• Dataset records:
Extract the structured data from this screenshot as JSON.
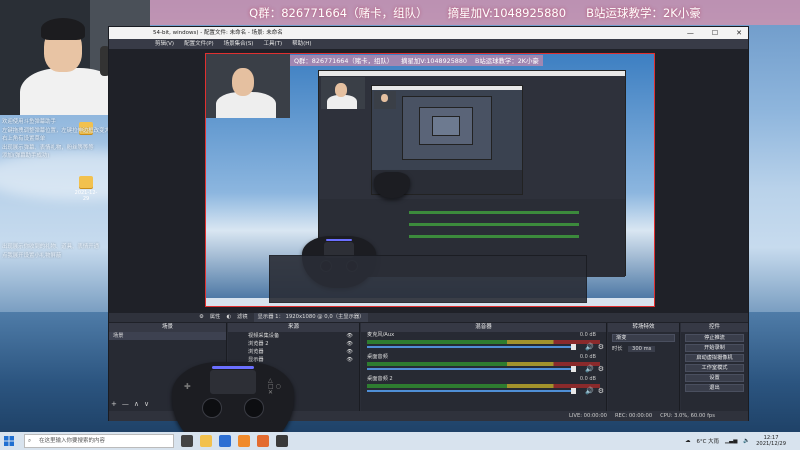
{
  "banner": {
    "qq_group": "Q群：826771664（赌卡，组队）",
    "star_wechat": "摘星加V:1048925880",
    "bilibili": "B站运球教学：2K小豪"
  },
  "side_text": {
    "lines": [
      "欢迎使用斗鱼弹幕助手",
      "左键拖拽调整弹幕位置，左键拉伸边框改变大小",
      "右上角有设置菜单",
      "出现展示弹幕、表情礼物，粉丝等等等",
      "添加(弹幕助手成功)"
    ],
    "lines_2": [
      "出现展示你收到的礼物、道具、表情开通",
      "点我展开设置小礼物屏蔽"
    ]
  },
  "desktop": {
    "icons": [
      "2021-12-29",
      "2021-12-29"
    ]
  },
  "obs": {
    "title": "54-bit, windows) - 配置文件: 未命名 - 场景: 未命名",
    "menu": [
      "剪辑(V)",
      "配置文件(P)",
      "场景集合(S)",
      "工具(T)",
      "帮助(H)"
    ],
    "window_controls": [
      "—",
      "☐",
      "✕"
    ],
    "preview_toolbar": {
      "display_label": "显示器 1： 1920x1080 @ 0,0（主显示器）",
      "prop_button": "属性",
      "filter_button": "滤镜",
      "source_label": "显示器采集"
    },
    "scenes": {
      "header": "场景",
      "items": [
        "场景"
      ]
    },
    "sources": {
      "header": "来源",
      "items": [
        "视频采集设备",
        "浏览器 2",
        "浏览器",
        "显示器"
      ]
    },
    "mixer": {
      "header": "混音器",
      "channels": [
        {
          "name": "麦克风/Aux",
          "db": "0.0 dB"
        },
        {
          "name": "桌面音频",
          "db": "0.0 dB"
        },
        {
          "name": "桌面音频 2",
          "db": "0.0 dB"
        }
      ]
    },
    "transitions": {
      "header": "转场特效",
      "fade": "渐变",
      "duration_label": "时长",
      "duration_value": "300 ms"
    },
    "controls": {
      "header": "控件",
      "buttons": [
        "停止推流",
        "开始录制",
        "启动虚拟摄像机",
        "工作室模式",
        "设置",
        "退出"
      ]
    },
    "status": {
      "live": "LIVE: 00:00:00",
      "rec": "REC: 00:00:00",
      "cpu": "CPU: 3.0%, 60.00 fps"
    }
  },
  "taskbar": {
    "search_placeholder": "在这里输入你要搜索的内容",
    "weather": "6°C 大雨",
    "time": "12:17",
    "date": "2021/12/29"
  },
  "colors": {
    "banner_bg": "#ff8ca0",
    "obs_panel": "#2b2e38",
    "selection_red": "#e03030",
    "controller_accent": "#6b6fff"
  }
}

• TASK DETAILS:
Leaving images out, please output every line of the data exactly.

• THE COMPLETED TASK:
Extract the structured data from this screenshot as JSON.
{
  "banner": {
    "qq_group": "Q群：826771664（赌卡，组队）",
    "star_wechat": "摘星加V:1048925880",
    "bilibili": "B站运球教学：2K小豪"
  },
  "side_text": {
    "lines": [
      "欢迎使用斗鱼弹幕助手",
      "左键拖拽调整弹幕位置，左键拉伸边框改变大小",
      "右上角有设置菜单",
      "出现展示弹幕、表情礼物，粉丝等等等",
      "添加(弹幕助手成功)"
    ],
    "lines_2": [
      "出现展示你收到的礼物、道具、表情开通",
      "点我展开设置小礼物屏蔽"
    ]
  },
  "desktop": {
    "icons": [
      "2021-12-29",
      "2021-12-29"
    ]
  },
  "obs": {
    "title": "54-bit, windows) - 配置文件: 未命名 - 场景: 未命名",
    "menu": [
      "剪辑(V)",
      "配置文件(P)",
      "场景集合(S)",
      "工具(T)",
      "帮助(H)"
    ],
    "window_controls": [
      "—",
      "☐",
      "✕"
    ],
    "preview_toolbar": {
      "display_label": "显示器 1： 1920x1080 @ 0,0（主显示器）",
      "prop_button": "属性",
      "filter_button": "滤镜",
      "source_label": "显示器采集"
    },
    "scenes": {
      "header": "场景",
      "items": [
        "场景"
      ]
    },
    "sources": {
      "header": "来源",
      "items": [
        "视频采集设备",
        "浏览器 2",
        "浏览器",
        "显示器"
      ]
    },
    "mixer": {
      "header": "混音器",
      "channels": [
        {
          "name": "麦克风/Aux",
          "db": "0.0 dB"
        },
        {
          "name": "桌面音频",
          "db": "0.0 dB"
        },
        {
          "name": "桌面音频 2",
          "db": "0.0 dB"
        }
      ]
    },
    "transitions": {
      "header": "转场特效",
      "fade": "渐变",
      "duration_label": "时长",
      "duration_value": "300 ms"
    },
    "controls": {
      "header": "控件",
      "buttons": [
        "停止推流",
        "开始录制",
        "启动虚拟摄像机",
        "工作室模式",
        "设置",
        "退出"
      ]
    },
    "status": {
      "live": "LIVE: 00:00:00",
      "rec": "REC: 00:00:00",
      "cpu": "CPU: 3.0%, 60.00 fps"
    }
  },
  "taskbar": {
    "search_placeholder": "在这里输入你要搜索的内容",
    "weather": "6°C 大雨",
    "time": "12:17",
    "date": "2021/12/29"
  },
  "colors": {
    "banner_bg": "#ff8ca0",
    "obs_panel": "#2b2e38",
    "selection_red": "#e03030",
    "controller_accent": "#6b6fff"
  }
}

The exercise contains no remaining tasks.